NEW ORLEANS -- The red-hot Louisiana governor's contest is giving new meaning to the phrase "lesser of two evils."
"A crook or a racist," said Kathleen Bradley, 22, of New Orleans. "Which one do you want?"
For many in this state, Saturday's ballot holds a truly awful choice:
Voters can pick a telegenic new face with a terrifying past: Republican state Representative David E. Duke, one-time leader of the Ku Klux Klan who used to parade in a Nazi uniform.
Or they can send a discredited, scandal-scarred Democrat, Edwin W. Edwards, back to the governor's mansion for a fourth time.
It's a particularly wrenching decision for the 410,000 Louisianians who backed Republican Gov. Charles E. "Buddy" Roemer III, the third-place finisher in last month's primary. These swing voters are many of the same reform-minded citizens who happily voted Mr.Edwards out of office four years ago.
"God, you don't know how much it hurts," said Norman Higginbotham, a science instructor at Southeastern Louisiana University in Hammond. "I've got to go with Edwards, even though we'll probably be raped for another four years. . . . What scares me about him is, he's going to take everything he can. Edwards is trying one more time to pad his pocket."
With only two days to go, there are signs that other Roemer voters are also resolving their dilemma in favor of Mr. Edwards.
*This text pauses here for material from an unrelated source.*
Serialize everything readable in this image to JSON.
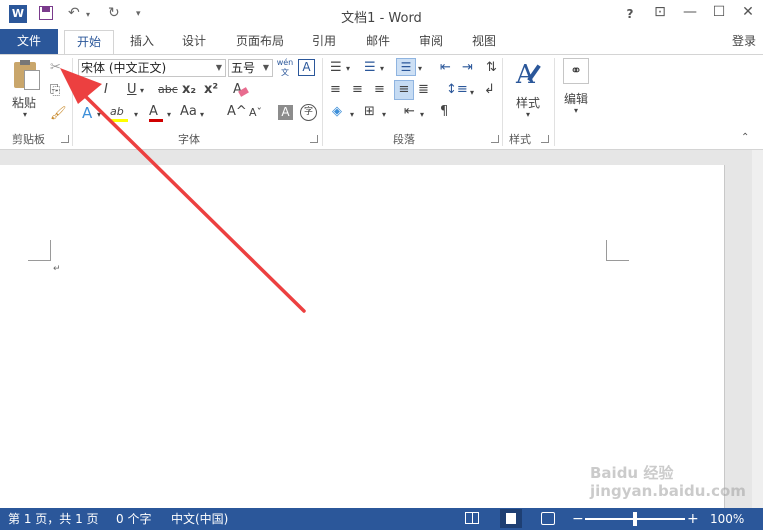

A newpoll shows the Democrat edging ahead of Mr. Duke, though he is still shy of a majority.
Mr. Edwards led 49 percent to 42 percent in a statewide survey by Mason-Dixon Opinion Research of Columbia, Md., up 3 percentage points since last week. The margin of error was plus or minus 3.5 points.
"I think this election is pretty much in the bag," Mr. Edwards said confidently last night.
According to Mason-Dixon's Brad Coker, "The undecideds are all white Roemer voters who hate both of them."
Undecided voters appear to be moving toward Mr. Edwards out of fear that a Duke victory would damage the state's image and cripple its fragile economy.
In the New Orleans area, home to the largest concentration of Roemer voters, anti-Duke TV ads feature a warning from jazz idol Pete Fountain about harm to the tourist industry, a leading source of jobs, if Mr. Duke wins. The ads have been reinforced by a steady stream of news accounts about threatened cancellations of conventions and sports events.
Interviews with Roemer voters and leaders of the anti-Duke campaign, as well as poll results, suggest that the relentless focus on Mr. Duke's racist and anti-Semitic background has also swayed undecided voters.
Local TV newscasts and newspapers had failed, until recently, to thoroughly explore Mr. Duke's life.
Now they're filled with stories that cast doubt on his assertions that he has changed. They suggest that his apologies for past intolerance and his denunciation of the Klan are as artificial as his facial features, which have been enhanced by a plastic surgeon who fixed Mr. Duke's nose and smoothed his skin some years back.
A front-page story in yesterday's New Orleans Times-Picayune claimed that Mr. Duke told a Scottish interviewer in May 1990 that Nazi Rudolf Hess had deserved the Nobel Peace Prize.
TV and radio ads constantly replay a 1986 audio tape in which Mr. Duke talks about the possibility of a Hitler-like takeover of the United States.
"It may take decades to bring this government down," Mr. Duke is heard to say.
Jennifer Cooke of New Orleans, a Roemer Republican in her mid-20s, said she hadn't been aware, until recently, of the details of Mr. Duke's neo-Nazi activity. Her decision to support Mr. Edwards, she added, is as much "a moral stand" against bigotry as a vote of concern about the economic dangers of a Duke victory.
But Robert Morris of Shreveport thinks that the state needs change and that Mr. Duke has "a lot of great ideas," such as welfare reform, that would "keep people from taking a free ride."
"Duke's background is not so great, but he's also the most misquoted man alive," said the 21-year-old college student and National Guardsman, who voted for Mr. Roemer last month. "We'll get somewhat of a bad reputation for voting in a Klan member. But my grandfather was telling me the other night that when he was younger we had other governors who had been members of the Klan. It just wasn't as well known then."
Besides the saturation media campaign being waged against Mr. Duke, there has been a quiet campaign to contact Roemer voters individually.
At a New Orleans phone bank, volunteers are calling upscale Republican neighborhoods where Mr. Roemer got at least 60 percent of the vote, urging residents to come out for Mr. Edwards.
"It's like neighbors getting together and running a co-dependency clinic to get over their hang-ups about voting for the epitome of Louisiana rogueism. They need help with that, and it's good to hear a friendly voice from someone like them who is helping them make the decision," said Lawrence N. Powell, a Tulane University historian.